They are designed to eliminate recurring issues. They tackle foodborne illnesses head on, reducing the impact that outbreaks have on customers and workers. And corrective actions, when documented properly, may even solve more than one problem at a time.
The purpose of corrective action in food safety
Corrective action is a set of procedures designed to fix “nonconformities” within a system. This approach is also referred to as “corrective and preventive action,” or “CAPA” for short. It includes actions that happen both before and after an incident.
In food safety, the goal of corrective action is to stop foodborne illnesses in their tracks. Immediate corrective actions address issues that have already caused incidents. Meanwhile, preventive corrective actions keep hazards from contaminating a food source in the first place.
While it’s ideal to prevent a food safety issue before it happens, it doesn’t always work that way. Both customers and workers rely on quick and effective actions to protect them from foodborne illnesses.
Examples of food safety corrective actions
Preventive actions are those you would take to stop an issue from occurring. They include measures like:
- Inspecting and repairing equipment regularly
- Providing high-quality food safety training to all employees
- Storing food items at an appropriate temperature
- Checking packaging for signs of contamination
When an incident does happen, immediate actions reduce the impact. They include things like:
- Keeping sick employees away from food products
- Following rigid procedures for the disposal of contaminated ingredients and products
- Fixing any machines that have contributed to an incident
- Rejecting food items that show signs of contamination
While these actions might look different for each organization, their goal is the same: reduce the impact of food safety hazards. Having a dedicated corrective action plan is very important to achieving that goal.
Corrective and preventive action (CAPA) plans
A CAPA plan includes all the actions you will take to address and prevent incidents. It should include detailed information about any past food safety incidents and how you will stop them from reoccurring. A CAPA plan should also include the preventative measures you’ll use to eliminate contamination and foodborne illnesses.
Learn more about CAPA plans in this quick video:
Documenting corrective actions
For corrective actions to work, you need to document and track them. If you don’t, you won’t know what’s working and what’s not. The first step of documenting corrective action food safety measures is analyzing the root causes of past incidents.
A root cause analysis helps you create a more effective CAPA plan. That’s because your plan will target more than just surface-level problems. Successful corrective action eliminates the underlying source of an issue, ensuring that the issue can’t resurface. Techniques like the 5 why analysis can make it easier for you to find a root cause.

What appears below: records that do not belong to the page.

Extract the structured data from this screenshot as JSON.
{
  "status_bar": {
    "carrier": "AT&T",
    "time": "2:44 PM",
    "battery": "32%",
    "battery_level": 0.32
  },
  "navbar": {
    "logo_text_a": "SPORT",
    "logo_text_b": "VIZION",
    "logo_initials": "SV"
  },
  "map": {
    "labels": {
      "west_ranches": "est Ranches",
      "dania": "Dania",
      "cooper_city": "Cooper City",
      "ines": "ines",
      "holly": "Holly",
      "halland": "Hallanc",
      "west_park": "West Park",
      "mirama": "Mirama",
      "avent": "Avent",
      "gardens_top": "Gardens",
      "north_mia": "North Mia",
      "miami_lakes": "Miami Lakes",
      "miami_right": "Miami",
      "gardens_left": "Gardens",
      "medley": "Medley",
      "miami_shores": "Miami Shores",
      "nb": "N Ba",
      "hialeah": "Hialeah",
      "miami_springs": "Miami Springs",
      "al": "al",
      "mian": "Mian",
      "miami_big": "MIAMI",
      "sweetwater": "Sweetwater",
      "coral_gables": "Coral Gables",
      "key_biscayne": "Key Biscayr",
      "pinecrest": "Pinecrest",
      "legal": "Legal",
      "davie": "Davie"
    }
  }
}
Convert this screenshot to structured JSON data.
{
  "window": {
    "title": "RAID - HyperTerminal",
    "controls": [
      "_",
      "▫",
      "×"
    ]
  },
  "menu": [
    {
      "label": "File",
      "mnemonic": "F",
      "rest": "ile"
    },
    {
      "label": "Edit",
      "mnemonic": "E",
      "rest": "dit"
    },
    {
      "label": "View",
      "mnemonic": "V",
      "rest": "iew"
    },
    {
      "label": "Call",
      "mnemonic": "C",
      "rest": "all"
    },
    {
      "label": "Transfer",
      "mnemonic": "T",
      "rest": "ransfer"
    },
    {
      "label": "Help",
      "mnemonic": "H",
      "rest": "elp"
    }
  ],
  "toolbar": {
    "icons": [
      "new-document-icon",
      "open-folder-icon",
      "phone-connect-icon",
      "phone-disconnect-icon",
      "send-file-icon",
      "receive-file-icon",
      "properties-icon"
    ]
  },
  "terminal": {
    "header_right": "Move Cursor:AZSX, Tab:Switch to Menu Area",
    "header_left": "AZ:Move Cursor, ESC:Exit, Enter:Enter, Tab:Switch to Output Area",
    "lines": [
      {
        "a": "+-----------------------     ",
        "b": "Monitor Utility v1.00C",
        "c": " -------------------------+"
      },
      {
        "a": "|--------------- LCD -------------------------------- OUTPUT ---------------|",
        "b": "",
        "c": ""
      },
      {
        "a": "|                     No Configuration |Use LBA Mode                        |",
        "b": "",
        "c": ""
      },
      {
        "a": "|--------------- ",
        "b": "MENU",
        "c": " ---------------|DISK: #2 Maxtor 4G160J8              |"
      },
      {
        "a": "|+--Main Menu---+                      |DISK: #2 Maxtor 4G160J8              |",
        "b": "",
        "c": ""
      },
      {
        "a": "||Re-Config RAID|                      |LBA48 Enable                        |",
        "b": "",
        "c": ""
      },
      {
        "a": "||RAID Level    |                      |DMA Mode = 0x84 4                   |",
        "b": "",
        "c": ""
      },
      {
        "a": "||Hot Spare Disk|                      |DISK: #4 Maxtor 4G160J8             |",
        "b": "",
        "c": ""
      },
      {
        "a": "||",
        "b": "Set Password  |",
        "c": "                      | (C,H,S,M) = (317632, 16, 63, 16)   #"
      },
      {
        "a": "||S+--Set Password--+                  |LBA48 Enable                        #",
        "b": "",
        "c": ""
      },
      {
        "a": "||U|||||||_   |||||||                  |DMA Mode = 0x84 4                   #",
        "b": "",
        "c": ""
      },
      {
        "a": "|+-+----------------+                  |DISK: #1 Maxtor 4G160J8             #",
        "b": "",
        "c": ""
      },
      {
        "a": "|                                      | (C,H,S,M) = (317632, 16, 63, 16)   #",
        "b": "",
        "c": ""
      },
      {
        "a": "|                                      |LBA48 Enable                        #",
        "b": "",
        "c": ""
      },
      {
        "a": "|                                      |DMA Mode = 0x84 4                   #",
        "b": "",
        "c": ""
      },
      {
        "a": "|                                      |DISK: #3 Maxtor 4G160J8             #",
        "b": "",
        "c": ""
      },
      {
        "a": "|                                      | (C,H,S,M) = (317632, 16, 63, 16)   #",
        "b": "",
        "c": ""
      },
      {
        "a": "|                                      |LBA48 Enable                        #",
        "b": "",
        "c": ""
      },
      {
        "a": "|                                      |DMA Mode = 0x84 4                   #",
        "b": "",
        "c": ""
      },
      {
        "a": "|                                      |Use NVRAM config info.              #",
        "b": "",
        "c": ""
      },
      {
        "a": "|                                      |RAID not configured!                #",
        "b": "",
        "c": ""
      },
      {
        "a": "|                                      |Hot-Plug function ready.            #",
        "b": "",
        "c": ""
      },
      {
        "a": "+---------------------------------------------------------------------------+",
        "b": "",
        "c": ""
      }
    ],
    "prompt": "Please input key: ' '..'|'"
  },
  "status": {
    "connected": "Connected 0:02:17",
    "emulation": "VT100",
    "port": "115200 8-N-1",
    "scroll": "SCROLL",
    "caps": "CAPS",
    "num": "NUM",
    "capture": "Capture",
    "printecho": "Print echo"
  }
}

For each root cause (there may be several per incident), list out the corrective actions you’ll use to tackle it. Make a record of all the solutions you’ve tried. Your record should include the date, team members, work area, equipment, and any other variables involved in the corrective action. It should also have follow-up details on whether the solution has worked.
Tracking corrective action food safety measures
There are two main ways to track corrective actions:
1. Manual: Using pen, paper, and a tool like Microsoft Excel to track corrective actions is a common approach. If you use this method, you’ll need to come up with a system for organizing records and analyzing the outcomes on your own.
2. EHS Software: Action tracking software allows you to document and store your corrective actions in the cloud. It has automatic reporting and analyzing capabilities, making it easier to see whether your solutions have worked.
If you have a small business with one facility and just a few workers, you might be fine with a manual documentation system. For larger, more complex businesses, however, action tracking software is the way to go. It allows leaders across the company to view meaningful EHS data. And it prevents failed approaches from being repeated in the future.
When you manage your corrective actions for food safety, you’re protecting both workers and consumers. And the long-term impact of that is an outstanding brand reputation amongst your competitors in the food industry.